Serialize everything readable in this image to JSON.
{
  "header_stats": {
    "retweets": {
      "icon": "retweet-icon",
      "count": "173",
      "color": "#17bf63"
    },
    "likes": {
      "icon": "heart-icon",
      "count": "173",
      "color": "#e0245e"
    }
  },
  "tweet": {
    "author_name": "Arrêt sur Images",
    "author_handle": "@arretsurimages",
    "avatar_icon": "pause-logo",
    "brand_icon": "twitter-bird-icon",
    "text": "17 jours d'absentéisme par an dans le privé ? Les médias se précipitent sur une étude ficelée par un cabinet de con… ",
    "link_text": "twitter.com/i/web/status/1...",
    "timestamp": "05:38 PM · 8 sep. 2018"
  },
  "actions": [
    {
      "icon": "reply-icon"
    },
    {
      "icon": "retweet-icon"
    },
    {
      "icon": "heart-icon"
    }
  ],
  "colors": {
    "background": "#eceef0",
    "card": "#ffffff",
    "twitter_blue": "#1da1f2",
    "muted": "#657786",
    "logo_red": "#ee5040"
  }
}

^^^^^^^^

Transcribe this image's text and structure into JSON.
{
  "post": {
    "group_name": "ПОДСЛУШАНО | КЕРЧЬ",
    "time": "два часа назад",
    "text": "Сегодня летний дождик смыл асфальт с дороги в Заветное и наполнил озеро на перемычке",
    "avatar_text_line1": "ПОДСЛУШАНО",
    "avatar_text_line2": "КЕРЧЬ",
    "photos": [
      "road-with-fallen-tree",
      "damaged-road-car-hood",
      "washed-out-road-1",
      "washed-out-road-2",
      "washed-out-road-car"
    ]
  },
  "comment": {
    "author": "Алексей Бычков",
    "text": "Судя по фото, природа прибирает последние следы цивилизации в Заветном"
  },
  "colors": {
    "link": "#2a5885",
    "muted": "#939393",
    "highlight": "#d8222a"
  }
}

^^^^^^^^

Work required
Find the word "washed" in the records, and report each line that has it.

Completed task
      "washed-out-road-1",
      "washed-out-road-2",
      "washed-out-road-car"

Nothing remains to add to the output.